"Energy Star, in some cases, can be somewhat misleading for consumers and can even lead to a perverse incentive for people to purchase larger and more energy-consumptive products," says Jennifer Thorne Amann, director of the buildings program for the American Council for an Energy-Efficient Economy, a Washington, D.C.-based nonprofit that promotes energy efficiency. "By buying on Energy Star alone, some people are actually costing themselves a lot-not only by buying a more expensive product but also by spending much more to operate it."

Consider the 48-inch GE Profile PSB48LSRBV built-in side-by-side and the 327/8-inch GE GTS22ISSRSS top-freezer. The $6,950 side-by-side uses 645 kWh annually and is Energy Star qualified while the $1,179 top-freezer uses about 18 percent less energy but does not qualify for Energy Star because it uses more energy than the most efficient top-freezers with similar capacity.

We're not suggesting that these are apples-to-apples comparisons-consumers who prefer the above side-by-side should buy it, knowing that it is among the most efficient built-in side-by-sides on the market. But you don't want to shop based on Energy Star qualification alone since it does not guarantee absolute energy savings.

You'll also need to use the information on the Federal Trade Commission's EnergyGuide label (shown) for the products you're considering and compare their annual energy use. (Before you shop, refer to your monthly utility bill to see how much you pay for electricity and/or gas. That cost will help you determine the annual operating cost of an appliance or other product.)

And don't forget to do your research on before you head to the store.

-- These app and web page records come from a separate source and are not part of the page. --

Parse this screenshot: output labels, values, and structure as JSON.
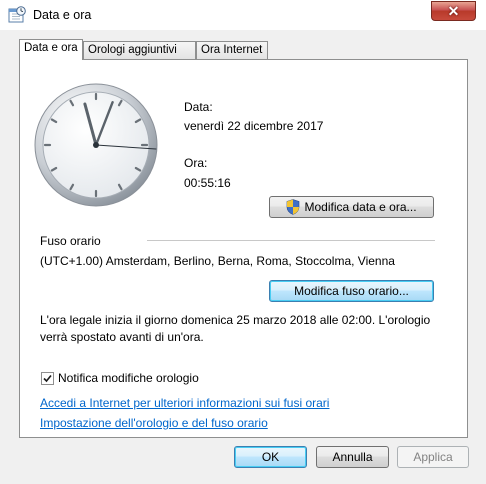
{
  "window": {
    "title": "Data e ora",
    "close_symbol": "✕"
  },
  "tabs": [
    {
      "label": "Data e ora",
      "active": true
    },
    {
      "label": "Orologi aggiuntivi",
      "active": false
    },
    {
      "label": "Ora Internet",
      "active": false
    }
  ],
  "datetime": {
    "date_label": "Data:",
    "date_value": "venerdì 22 dicembre 2017",
    "time_label": "Ora:",
    "time_value": "00:55:16",
    "change_button": "Modifica data e ora..."
  },
  "timezone": {
    "section_label": "Fuso orario",
    "value": "(UTC+1.00) Amsterdam, Berlino, Berna, Roma, Stoccolma, Vienna",
    "change_button": "Modifica fuso orario..."
  },
  "dst_info": {
    "line1": "L'ora legale inizia il giorno domenica 25 marzo 2018 alle 02:00. L'orologio",
    "line2": "verrà spostato avanti di un'ora."
  },
  "notify": {
    "label": "Notifica modifiche orologio",
    "checked": true
  },
  "links": {
    "internet_info": "Accedi a Internet per ulteriori informazioni sui fusi orari",
    "settings": "Impostazione dell'orologio e del fuso orario"
  },
  "footer": {
    "ok": "OK",
    "cancel": "Annulla",
    "apply": "Applica"
  },
  "icons": {
    "window_icon": "date-time-icon",
    "shield": "uac-shield-icon",
    "clock": "analog-clock-icon"
  },
  "colors": {
    "link": "#0066cc",
    "close_button": "#c75050",
    "focus_border": "#3c7fb1"
  }
}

Not only will you get valuable buying advice, including ratings and brand repair history, but for many products you'll also find our efficiency ratings, which we believe better reflect how you use the products you buy and how much they'll cost you each year. Armed with this information, you'll make wiser choices all around.